My Grandfather used to say that if you wanted to take the measure of a man, look at his dog.
A person’s personality gets expressed in their interactions with their dogs, which in turn shows up in the dog’s behavior. Someone with mean dogs is probably mean themselves even if they wear a great big smile. Someone with cowardly dogs is most likely a bully. Someone with uncontrollable dogs, is probably undisciplined themselves.
Like a lot of folk wisdom, it works better in small communities where people get to watch an individual deal with a lot of dogs over time. It’s harder to make the judgment with just one meeting but even so I’ve found the advice a good rough rule of thumb for evaluating people I’ve just met. My initial impressions from their dogs seem to prove true more often than not. I even query people about their dog’s history so I can judge just how much influence they had on it. If they got it from the pound as an adult, then the animal’s behavior probably doesn’t reflect their own. If they raised the dog as a puppy, then it probably does.

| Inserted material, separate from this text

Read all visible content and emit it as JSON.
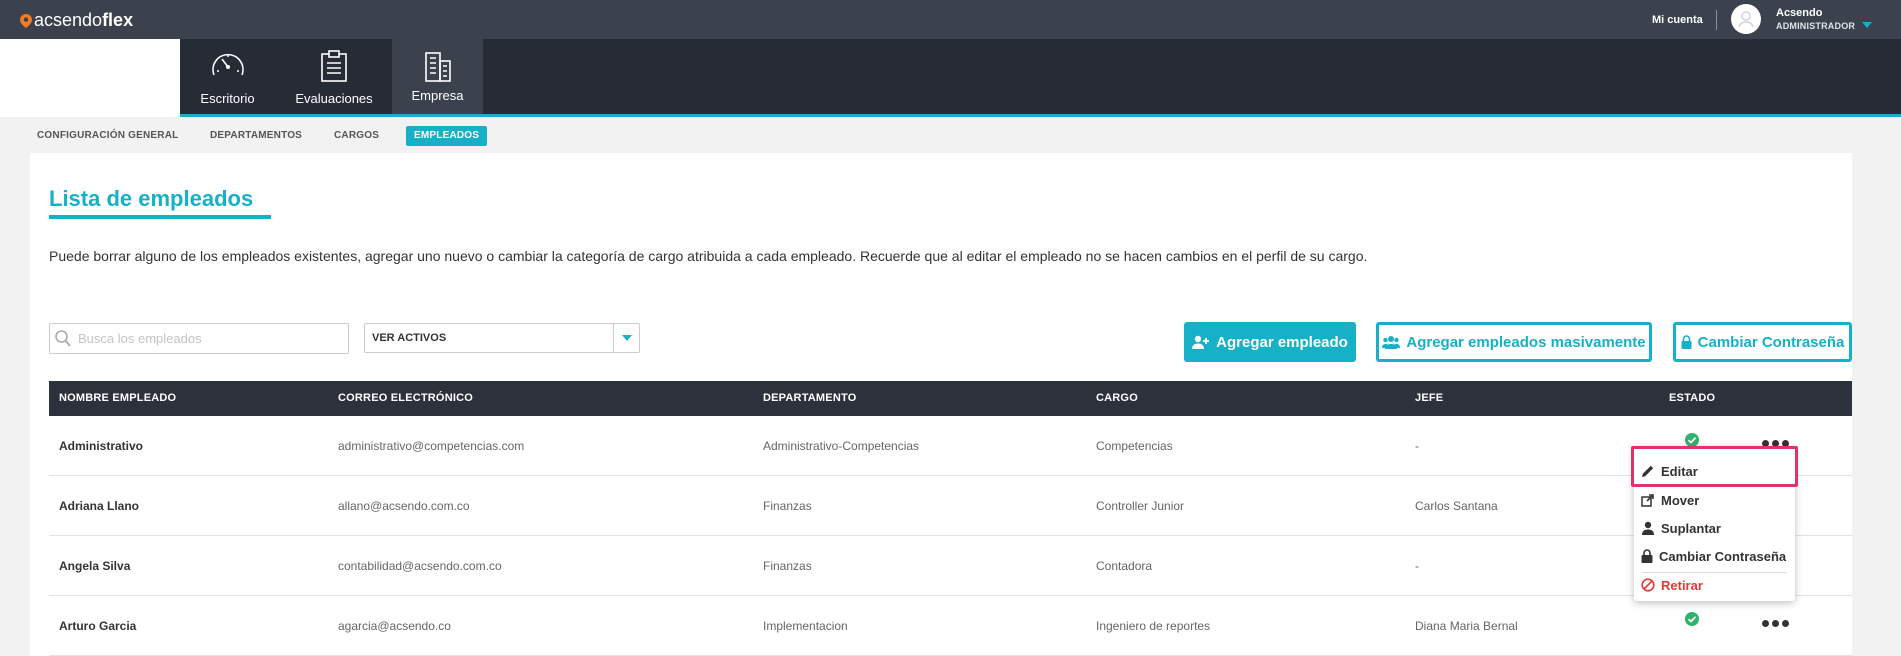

Unfortunately, this goofy little study doesn’t demonstrate what the article’s title claims. The study doesn’t actually seek to correlate training with behavior but merely correlates owners’ responses to their behavior. The study doesn’t take into account the very real possibility that dogs with genetic aggression or aggression induced by the previous owner evoke an aggressive form of training in response.